However, a one-size-fits-all incident response plan is unlikely to be effective. When developing a plan, organizations should take into account contextual factors related to their particular business. For instance, a company that deals with massive amounts of personal customer information may place its highest priority on protecting that data, whereas another organization that relies on its Web presence may prioritize recoverability to ensure essential services remain up and running.
The Importance of Context
The National Institute of Standards and Technology offers regularly updated guidance on incident response. The latest iteration includes changes to incident response prioritization criteria. Previously, the guidance divided incidents into five categories: denial-of-service (DoS), malicious code, unauthorized access, inappropriate usage, and multiple component. However, this has proved to be difficult to apply in practice, since almost every incident ended up being classified as multiple component because most incidents crossed across multiple categories.
In the latest version of its manual, the concept of categories was replaced with the threat vectors deployed by attackers. The following are the threat vectors identified:
- External or removable media
- Attrition in the form of DoS and brute-force attacks
- Improper usage
- Loss or theft of equipment
- Other threat vector
The latest guidance also introduces the following three impact-based criteria that will help organizations assess the context surrounding an incident to decide how incident response should be prioritized:
- Functional Impact: Identify how business systems are affected, such as when a critical system is unavailable
- Information Impact: Consider the sensitivity of data involved in a breach, looking at the privacy impact, whether the integrity of data is lost through modification, or whether confidential data such as intellectual property was involved
- Recoverability Impact: Consider which resources are required to recover from an incident
These three criteria can be weighed relative to each other and applied flexibly according to the business circumstances of the organization.
Recent Government Guidance
In October, the White House issued its Cybersecurity Strategy and Implementation Plan, which directs federal agencies on how to better identify and address cybersecurity threats. It offers lessons that are applicable to any organization, not just government agencies.
The plan lays out a series of objectives, the first of which is to prioritize the identification and protection of high-value information and assets. This means organizations should look at the context of their business operations to understand what is most valuable, allowing them to prioritize where action should be taken first. Organizations should consider where and how the greatest impact will be felt and develop an incident response plan that reflects this. This strategy ensures the most effective actions are taken to keep the business running.
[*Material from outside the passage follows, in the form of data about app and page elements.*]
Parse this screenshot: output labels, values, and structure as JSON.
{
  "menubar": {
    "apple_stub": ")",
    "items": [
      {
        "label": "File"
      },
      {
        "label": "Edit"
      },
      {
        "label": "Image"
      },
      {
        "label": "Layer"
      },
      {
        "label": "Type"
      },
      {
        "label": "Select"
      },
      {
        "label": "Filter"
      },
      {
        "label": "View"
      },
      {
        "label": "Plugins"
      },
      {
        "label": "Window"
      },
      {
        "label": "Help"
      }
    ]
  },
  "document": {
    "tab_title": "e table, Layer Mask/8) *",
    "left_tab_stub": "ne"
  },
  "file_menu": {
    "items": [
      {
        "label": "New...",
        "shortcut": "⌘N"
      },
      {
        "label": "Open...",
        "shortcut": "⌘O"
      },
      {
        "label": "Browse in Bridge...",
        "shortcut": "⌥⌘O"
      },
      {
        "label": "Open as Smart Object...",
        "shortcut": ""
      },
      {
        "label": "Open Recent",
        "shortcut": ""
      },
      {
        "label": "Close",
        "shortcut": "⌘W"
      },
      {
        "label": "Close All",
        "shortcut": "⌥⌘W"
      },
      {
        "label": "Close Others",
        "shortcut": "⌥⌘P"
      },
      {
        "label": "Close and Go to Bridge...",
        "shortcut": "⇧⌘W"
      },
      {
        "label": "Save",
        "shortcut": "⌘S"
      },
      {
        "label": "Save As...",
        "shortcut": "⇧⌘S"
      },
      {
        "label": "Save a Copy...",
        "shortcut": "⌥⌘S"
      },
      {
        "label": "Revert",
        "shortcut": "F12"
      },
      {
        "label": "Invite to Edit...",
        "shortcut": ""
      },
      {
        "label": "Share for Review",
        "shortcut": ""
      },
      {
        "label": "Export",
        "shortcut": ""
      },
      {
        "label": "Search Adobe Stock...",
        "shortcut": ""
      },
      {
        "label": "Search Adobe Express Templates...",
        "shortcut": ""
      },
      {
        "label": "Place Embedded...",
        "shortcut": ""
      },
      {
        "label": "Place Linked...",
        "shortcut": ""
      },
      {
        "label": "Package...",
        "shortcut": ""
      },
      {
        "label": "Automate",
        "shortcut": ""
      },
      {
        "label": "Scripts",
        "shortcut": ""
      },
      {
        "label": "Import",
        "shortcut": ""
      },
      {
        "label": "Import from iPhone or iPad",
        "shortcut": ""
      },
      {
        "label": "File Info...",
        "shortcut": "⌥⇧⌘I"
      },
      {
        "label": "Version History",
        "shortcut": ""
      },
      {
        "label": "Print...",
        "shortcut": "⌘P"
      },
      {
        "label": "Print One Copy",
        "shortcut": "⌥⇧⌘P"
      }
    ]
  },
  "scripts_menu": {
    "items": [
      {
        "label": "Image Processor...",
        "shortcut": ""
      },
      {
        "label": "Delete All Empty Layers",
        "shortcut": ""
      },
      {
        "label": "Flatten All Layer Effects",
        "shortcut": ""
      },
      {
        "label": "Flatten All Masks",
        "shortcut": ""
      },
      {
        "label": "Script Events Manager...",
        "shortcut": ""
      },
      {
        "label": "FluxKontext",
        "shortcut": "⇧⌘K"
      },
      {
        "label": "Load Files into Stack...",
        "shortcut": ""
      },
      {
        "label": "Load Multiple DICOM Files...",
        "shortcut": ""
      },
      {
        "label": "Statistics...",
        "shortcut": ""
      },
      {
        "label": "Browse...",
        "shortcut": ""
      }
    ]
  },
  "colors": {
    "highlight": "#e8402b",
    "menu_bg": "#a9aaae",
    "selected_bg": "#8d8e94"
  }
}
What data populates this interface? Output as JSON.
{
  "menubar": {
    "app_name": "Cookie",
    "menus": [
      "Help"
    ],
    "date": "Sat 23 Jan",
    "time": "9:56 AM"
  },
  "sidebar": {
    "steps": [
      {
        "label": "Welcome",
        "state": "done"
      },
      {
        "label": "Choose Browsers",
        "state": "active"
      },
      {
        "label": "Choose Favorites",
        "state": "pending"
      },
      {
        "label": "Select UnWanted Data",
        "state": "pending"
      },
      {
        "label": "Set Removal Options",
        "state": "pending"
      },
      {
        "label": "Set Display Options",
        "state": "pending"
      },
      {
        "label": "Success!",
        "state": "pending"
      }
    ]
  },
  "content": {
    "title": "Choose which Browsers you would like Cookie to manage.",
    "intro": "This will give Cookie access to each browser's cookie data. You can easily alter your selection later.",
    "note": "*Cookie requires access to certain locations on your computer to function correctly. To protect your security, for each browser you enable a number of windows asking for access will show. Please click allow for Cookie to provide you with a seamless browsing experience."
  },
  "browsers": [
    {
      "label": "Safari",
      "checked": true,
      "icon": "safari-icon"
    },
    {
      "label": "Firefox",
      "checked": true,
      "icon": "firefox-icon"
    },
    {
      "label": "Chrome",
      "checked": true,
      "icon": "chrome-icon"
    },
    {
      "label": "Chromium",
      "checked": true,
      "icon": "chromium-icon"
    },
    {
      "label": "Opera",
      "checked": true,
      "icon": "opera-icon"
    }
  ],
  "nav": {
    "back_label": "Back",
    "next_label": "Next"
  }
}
By determining where to prioritize response, organizations will be better able to spend their security budgets in the most effective way possible. If an organization does not have sufficient capabilities to do this itself, there are services available that can help the company put together a tailored, effective incident response plan. However, regardless of whether a third-party partner is involved, the response plan must cater to the specific needs of the organization and ensure the right processes and tools are in place to accelerate response and sustain resilience in today's complex and targeted threat landscape.
Category: RSA Fundamentals, Blog Post, Securing the Digital World
Keywords: Cybersecurity Strategy, Incident Response, Incident Response Plan